The first Peony Festival took place during June 1927. During the festival, downtown store windows and streets were decorated with fresh peonies, and there was a coronation of royalty, a costume dance with a 17-piece orchestra and other festivities. There was a parade of floats, cars and horse-drawn vehicles, decorated with 80,000 peony blooms donated by Brand Peony Farm. The parade route traveled along Central Avenue and ended in Central Park, with prizes given for the best floats.
Probably the biggest part of the festival, though, was the Northwest Peony Show, held in Faribault’s Amory. Schreiber reported that before 1927, the Northwest Peony Show had never been held outside the Twin Cities area, and at the time, it “was considered the biggest peony show in the nation.”
“So it was an honor, not just to officials of the Brand Peony Farm who lobbied for the show to be held in Faribault, but the larger community as well, to be selected to host such a well-known flower show,” Schreiber wrote.
The festival grew every year, until the 1929 event featured a 3-mile long parade, bands from Minneapolis and St. Paul, local bands and the Shattuck Military School. However, after the stock market crashed in October 1929, the local economy was severely affected — and the festival was no more.
“The cost associated with organizing the peony parade and festival could not be sustained by the Brand Peony Farm and Faribault community, once the Great Depression began to descend on Rice County and the nation,” Schreiber wrote.
While festival didn't to continue, the Faribault community still wanted to celebrate peonies in some way. Brand Peony Farm continued to stage a local June peony show until the State Bank of Faribault agreed to take over, holding the show in the lobby of its newly opened building. Hundreds of people attended, and the show continued for many more years.
Brand continued to find success with his peonies as well. In 1933, he won the Gold Medal Award at the National Peony Show in Chicago for his peony seedling, the Hansine Brand (named after his wife), according to Rice County Historical Society records.
Brand Peony Farm went through great changes in the 1950s. Minnesota Historical Society records show that Archie Brand died in 1953, and in 1956, the farm was bought by brothers Bob and Archie Tischler. According to an article published in the Faribault Daily News on June 12, 1998, Bob Tischler had helped decorate floats with peonies for the Peony Festival parade when he was younger, which was where his love for peonies began. Records show that he purchased full ownership from his brother in 1967, and he retained that ownership until 1976, when he sold it to Farmer Seed and Nursery so he could retire. (He later opened Tischler Peony Garden in another part of Faribault, continuing the business until 2002.)

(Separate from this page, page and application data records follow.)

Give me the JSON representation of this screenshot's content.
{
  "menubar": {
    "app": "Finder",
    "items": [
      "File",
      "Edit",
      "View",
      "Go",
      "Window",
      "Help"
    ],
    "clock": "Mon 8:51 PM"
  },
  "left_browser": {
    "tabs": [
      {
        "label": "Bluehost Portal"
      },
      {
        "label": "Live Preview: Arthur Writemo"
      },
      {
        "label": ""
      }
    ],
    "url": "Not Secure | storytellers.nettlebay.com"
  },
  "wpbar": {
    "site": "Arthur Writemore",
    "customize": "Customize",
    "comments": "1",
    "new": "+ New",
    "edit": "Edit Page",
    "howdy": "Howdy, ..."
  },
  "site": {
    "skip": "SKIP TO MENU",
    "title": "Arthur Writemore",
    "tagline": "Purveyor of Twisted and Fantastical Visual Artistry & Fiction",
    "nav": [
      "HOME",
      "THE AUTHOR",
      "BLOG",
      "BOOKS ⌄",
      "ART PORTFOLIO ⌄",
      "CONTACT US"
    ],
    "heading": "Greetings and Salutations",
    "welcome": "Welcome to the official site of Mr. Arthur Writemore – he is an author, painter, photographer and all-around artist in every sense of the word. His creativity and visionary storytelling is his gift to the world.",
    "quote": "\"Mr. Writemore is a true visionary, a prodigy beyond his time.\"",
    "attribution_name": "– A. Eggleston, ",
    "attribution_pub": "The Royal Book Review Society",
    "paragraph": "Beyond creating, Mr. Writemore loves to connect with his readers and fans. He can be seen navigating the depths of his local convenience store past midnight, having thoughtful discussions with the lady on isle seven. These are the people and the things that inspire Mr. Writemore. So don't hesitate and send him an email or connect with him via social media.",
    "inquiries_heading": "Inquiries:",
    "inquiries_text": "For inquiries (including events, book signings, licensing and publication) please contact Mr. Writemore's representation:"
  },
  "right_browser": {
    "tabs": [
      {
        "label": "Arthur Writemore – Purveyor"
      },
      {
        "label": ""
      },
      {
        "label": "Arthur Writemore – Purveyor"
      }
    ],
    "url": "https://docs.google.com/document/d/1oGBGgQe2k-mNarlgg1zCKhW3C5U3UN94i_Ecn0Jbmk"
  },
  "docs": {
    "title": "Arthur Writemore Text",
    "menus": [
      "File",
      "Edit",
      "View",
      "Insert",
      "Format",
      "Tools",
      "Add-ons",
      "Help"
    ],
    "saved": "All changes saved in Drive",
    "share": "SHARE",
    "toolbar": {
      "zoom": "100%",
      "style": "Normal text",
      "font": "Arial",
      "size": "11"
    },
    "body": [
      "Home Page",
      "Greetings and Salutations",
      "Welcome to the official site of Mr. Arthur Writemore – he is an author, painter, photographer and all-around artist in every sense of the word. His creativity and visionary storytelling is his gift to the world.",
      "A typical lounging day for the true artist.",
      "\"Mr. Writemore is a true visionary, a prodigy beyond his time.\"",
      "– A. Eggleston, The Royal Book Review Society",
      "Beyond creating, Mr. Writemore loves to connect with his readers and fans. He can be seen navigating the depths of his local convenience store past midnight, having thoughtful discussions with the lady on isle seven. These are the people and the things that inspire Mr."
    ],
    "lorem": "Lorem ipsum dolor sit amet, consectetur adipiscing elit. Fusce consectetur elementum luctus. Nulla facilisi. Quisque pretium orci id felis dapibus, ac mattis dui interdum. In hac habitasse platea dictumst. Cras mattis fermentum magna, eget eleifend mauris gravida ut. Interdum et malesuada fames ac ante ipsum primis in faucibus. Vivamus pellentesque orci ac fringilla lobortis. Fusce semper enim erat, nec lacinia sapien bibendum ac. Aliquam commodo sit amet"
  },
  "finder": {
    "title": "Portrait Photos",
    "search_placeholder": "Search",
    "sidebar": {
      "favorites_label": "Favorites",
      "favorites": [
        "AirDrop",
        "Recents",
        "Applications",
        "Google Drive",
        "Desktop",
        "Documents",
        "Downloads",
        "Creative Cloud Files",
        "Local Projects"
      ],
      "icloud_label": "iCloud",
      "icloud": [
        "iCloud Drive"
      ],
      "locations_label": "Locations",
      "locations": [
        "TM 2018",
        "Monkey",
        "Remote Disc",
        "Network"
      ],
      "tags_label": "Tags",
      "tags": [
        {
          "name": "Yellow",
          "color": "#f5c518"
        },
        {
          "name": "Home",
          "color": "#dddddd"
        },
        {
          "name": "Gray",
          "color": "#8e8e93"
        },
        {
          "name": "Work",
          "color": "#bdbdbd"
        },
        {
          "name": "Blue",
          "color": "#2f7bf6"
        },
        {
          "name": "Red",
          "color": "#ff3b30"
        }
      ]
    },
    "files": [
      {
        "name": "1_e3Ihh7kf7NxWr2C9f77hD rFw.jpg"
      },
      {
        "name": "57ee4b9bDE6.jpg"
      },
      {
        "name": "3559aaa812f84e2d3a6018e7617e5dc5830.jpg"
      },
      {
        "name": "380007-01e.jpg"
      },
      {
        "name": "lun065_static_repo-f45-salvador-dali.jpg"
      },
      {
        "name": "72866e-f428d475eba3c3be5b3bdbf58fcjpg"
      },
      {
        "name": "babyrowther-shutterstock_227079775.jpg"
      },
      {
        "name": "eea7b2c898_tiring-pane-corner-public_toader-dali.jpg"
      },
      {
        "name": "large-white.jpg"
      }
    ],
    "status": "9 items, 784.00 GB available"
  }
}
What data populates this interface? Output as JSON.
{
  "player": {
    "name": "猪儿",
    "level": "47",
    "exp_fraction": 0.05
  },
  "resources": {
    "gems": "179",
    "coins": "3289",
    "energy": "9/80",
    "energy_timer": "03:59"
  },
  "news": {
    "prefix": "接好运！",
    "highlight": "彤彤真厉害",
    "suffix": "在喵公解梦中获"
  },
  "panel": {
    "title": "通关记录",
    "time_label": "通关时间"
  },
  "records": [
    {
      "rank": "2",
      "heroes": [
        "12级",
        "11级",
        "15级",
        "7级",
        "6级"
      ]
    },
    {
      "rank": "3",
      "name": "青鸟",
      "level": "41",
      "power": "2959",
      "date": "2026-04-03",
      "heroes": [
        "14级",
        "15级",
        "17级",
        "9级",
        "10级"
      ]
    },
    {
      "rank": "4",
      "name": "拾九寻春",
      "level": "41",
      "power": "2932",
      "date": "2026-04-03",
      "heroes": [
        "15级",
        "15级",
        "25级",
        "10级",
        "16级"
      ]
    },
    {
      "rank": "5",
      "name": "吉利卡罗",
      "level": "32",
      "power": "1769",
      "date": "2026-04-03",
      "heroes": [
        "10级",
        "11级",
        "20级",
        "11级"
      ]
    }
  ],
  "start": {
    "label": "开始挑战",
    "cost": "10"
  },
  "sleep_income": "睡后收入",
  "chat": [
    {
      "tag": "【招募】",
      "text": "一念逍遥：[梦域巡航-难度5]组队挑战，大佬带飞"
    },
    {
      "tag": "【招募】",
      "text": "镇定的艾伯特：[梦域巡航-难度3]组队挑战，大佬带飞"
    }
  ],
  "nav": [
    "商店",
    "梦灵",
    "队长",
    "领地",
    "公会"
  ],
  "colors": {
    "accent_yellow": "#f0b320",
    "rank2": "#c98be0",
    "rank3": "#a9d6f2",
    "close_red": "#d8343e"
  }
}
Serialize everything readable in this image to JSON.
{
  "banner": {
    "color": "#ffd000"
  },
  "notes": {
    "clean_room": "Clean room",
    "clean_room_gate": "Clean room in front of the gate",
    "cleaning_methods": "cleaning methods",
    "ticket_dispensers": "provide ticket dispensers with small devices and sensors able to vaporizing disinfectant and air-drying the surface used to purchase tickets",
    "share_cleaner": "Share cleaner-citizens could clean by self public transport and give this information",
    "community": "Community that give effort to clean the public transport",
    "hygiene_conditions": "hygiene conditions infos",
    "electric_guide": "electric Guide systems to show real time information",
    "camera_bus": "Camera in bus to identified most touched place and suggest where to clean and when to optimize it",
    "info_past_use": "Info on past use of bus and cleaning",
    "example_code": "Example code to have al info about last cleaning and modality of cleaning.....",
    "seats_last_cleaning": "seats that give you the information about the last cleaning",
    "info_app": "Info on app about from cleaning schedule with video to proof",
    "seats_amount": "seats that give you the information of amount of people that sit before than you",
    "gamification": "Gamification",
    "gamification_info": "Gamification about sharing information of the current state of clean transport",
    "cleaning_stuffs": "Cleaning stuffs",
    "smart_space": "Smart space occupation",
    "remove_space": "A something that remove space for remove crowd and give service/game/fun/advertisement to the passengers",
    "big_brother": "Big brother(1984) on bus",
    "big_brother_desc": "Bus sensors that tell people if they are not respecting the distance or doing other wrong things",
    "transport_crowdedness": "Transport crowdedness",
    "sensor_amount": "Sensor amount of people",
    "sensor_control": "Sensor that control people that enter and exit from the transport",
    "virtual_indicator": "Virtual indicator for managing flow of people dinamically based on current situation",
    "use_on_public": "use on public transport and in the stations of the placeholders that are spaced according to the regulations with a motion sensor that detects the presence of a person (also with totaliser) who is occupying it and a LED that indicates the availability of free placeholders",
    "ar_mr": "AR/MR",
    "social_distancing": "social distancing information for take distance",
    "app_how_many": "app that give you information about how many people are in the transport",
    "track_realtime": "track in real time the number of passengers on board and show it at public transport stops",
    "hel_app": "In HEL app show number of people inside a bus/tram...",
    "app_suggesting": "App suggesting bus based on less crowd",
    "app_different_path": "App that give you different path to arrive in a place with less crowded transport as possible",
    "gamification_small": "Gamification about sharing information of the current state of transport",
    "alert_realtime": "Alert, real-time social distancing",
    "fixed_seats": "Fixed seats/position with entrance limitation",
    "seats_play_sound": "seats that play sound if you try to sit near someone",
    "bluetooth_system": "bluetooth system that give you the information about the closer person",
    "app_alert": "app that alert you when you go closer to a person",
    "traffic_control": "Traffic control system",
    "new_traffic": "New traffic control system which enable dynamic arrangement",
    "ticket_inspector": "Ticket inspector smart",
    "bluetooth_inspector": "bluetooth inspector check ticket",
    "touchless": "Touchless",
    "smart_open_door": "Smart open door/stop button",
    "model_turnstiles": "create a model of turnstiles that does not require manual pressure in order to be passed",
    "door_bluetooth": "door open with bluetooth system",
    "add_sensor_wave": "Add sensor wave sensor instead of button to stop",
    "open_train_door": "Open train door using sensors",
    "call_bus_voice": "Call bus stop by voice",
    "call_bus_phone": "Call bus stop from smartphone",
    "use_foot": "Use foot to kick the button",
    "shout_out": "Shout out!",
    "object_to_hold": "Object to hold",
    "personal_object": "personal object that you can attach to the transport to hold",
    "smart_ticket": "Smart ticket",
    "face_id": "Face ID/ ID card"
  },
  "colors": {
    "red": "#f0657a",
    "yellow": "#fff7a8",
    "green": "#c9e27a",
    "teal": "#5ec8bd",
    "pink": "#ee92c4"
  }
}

The city of Faribault acquired the Brand Peony Farm property in the early 1990s, and it was divided into about 56 lots for development. By the early 2010s, all of the Brand buildings had been torn down.
Yet Brand Peony Farm’s legacy continues to affect Faribault and the surrounding area to this day. Stan Mader, owner of Faribault Garden Center, said peonies have fallen in popularity, but there are still some people who ask for them because of nostalgia.
“Most people don’t even remember them,” he said. “But there’s a few people who come in because their folks and grandparents had peonies.”
Mader was a friend of the late Robert Tischer, and he said he sold many peonies back when Tischer was still running his farm. He added that Brand Peony Farm is responsible for many of the nurseries and greenhouses that sprang up in the area, carrying Brand’s peony varieties.
Sue Garwood, executive director of the Rice County Historical Society, agrees that Brand Peony Farm played an important role in Faribault’s history — and its present.
“Historically speaking, the Brand Peony Farm started Faribault’s nursery and plant industry,” Garwood said. “It’s fun to drive around town today and see all the peonies that are around. Although they might not all be of that old stock, it is likely that most of them are. That’s really cool to still be able to see a beautiful piece of the past.”